| ACTIVITY |
Take the data that follows and return it exactly.

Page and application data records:
"""
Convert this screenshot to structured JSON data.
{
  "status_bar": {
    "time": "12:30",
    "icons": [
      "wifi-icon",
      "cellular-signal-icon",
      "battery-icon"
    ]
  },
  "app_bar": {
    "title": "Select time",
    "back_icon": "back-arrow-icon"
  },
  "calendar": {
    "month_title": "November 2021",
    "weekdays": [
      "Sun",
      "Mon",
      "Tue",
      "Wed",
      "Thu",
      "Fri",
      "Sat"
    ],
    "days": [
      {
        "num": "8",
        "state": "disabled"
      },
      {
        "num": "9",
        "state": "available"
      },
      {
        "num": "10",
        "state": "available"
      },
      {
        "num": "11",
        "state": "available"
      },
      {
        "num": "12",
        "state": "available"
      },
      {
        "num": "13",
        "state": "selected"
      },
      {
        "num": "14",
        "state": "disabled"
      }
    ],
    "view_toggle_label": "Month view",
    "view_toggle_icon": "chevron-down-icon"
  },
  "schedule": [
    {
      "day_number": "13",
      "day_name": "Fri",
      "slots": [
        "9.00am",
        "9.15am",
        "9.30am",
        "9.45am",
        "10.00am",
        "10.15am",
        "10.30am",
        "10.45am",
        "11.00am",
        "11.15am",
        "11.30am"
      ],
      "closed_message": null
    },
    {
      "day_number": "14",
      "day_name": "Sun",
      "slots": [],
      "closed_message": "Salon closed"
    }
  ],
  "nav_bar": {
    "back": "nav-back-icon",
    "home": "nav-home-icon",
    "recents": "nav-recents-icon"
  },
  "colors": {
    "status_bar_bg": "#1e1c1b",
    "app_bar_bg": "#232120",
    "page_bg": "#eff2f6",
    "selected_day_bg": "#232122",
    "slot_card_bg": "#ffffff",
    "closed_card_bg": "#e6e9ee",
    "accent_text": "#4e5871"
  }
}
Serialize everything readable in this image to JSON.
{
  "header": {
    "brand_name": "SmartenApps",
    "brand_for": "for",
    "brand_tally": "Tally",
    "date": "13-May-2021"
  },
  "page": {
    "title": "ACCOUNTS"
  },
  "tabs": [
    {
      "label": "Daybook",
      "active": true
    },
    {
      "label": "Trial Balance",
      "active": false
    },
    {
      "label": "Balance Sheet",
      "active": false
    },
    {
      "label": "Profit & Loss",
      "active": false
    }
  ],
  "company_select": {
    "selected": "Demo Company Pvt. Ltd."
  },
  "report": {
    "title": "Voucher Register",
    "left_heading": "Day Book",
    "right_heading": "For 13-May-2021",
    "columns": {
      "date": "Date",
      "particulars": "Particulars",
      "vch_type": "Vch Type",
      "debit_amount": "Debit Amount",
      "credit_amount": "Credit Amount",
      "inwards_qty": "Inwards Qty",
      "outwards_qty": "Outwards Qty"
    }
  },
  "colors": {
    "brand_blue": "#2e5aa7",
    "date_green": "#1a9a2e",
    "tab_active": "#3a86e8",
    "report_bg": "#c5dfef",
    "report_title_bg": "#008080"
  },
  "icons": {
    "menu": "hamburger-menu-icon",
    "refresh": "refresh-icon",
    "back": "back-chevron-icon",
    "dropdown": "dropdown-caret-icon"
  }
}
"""
| ANSWER TO THE EXERCISE |
Convert this screenshot to structured JSON data.
{
  "status_bar": {
    "time": "12:30",
    "icons": [
      "wifi-icon",
      "cellular-signal-icon",
      "battery-icon"
    ]
  },
  "app_bar": {
    "title": "Select time",
    "back_icon": "back-arrow-icon"
  },
  "calendar": {
    "month_title": "November 2021",
    "weekdays": [
      "Sun",
      "Mon",
      "Tue",
      "Wed",
      "Thu",
      "Fri",
      "Sat"
    ],
    "days": [
      {
        "num": "8",
        "state": "disabled"
      },
      {
        "num": "9",
        "state": "available"
      },
      {
        "num": "10",
        "state": "available"
      },
      {
        "num": "11",
        "state": "available"
      },
      {
        "num": "12",
        "state": "available"
      },
      {
        "num": "13",
        "state": "selected"
      },
      {
        "num": "14",
        "state": "disabled"
      }
    ],
    "view_toggle_label": "Month view",
    "view_toggle_icon": "chevron-down-icon"
  },
  "schedule": [
    {
      "day_number": "13",
      "day_name": "Fri",
      "slots": [
        "9.00am",
        "9.15am",
        "9.30am",
        "9.45am",
        "10.00am",
        "10.15am",
        "10.30am",
        "10.45am",
        "11.00am",
        "11.15am",
        "11.30am"
      ],
      "closed_message": null
    },
    {
      "day_number": "14",
      "day_name": "Sun",
      "slots": [],
      "closed_message": "Salon closed"
    }
  ],
  "nav_bar": {
    "back": "nav-back-icon",
    "home": "nav-home-icon",
    "recents": "nav-recents-icon"
  },
  "colors": {
    "status_bar_bg": "#1e1c1b",
    "app_bar_bg": "#232120",
    "page_bg": "#eff2f6",
    "selected_day_bg": "#232122",
    "slot_card_bg": "#ffffff",
    "closed_card_bg": "#e6e9ee",
    "accent_text": "#4e5871"
  }
}
Serialize everything readable in this image to JSON.
{
  "header": {
    "brand_name": "SmartenApps",
    "brand_for": "for",
    "brand_tally": "Tally",
    "date": "13-May-2021"
  },
  "page": {
    "title": "ACCOUNTS"
  },
  "tabs": [
    {
      "label": "Daybook",
      "active": true
    },
    {
      "label": "Trial Balance",
      "active": false
    },
    {
      "label": "Balance Sheet",
      "active": false
    },
    {
      "label": "Profit & Loss",
      "active": false
    }
  ],
  "company_select": {
    "selected": "Demo Company Pvt. Ltd."
  },
  "report": {
    "title": "Voucher Register",
    "left_heading": "Day Book",
    "right_heading": "For 13-May-2021",
    "columns": {
      "date": "Date",
      "particulars": "Particulars",
      "vch_type": "Vch Type",
      "debit_amount": "Debit Amount",
      "credit_amount": "Credit Amount",
      "inwards_qty": "Inwards Qty",
      "outwards_qty": "Outwards Qty"
    }
  },
  "colors": {
    "brand_blue": "#2e5aa7",
    "date_green": "#1a9a2e",
    "tab_active": "#3a86e8",
    "report_bg": "#c5dfef",
    "report_title_bg": "#008080"
  },
  "icons": {
    "menu": "hamburger-menu-icon",
    "refresh": "refresh-icon",
    "back": "back-chevron-icon",
    "dropdown": "dropdown-caret-icon"
  }
}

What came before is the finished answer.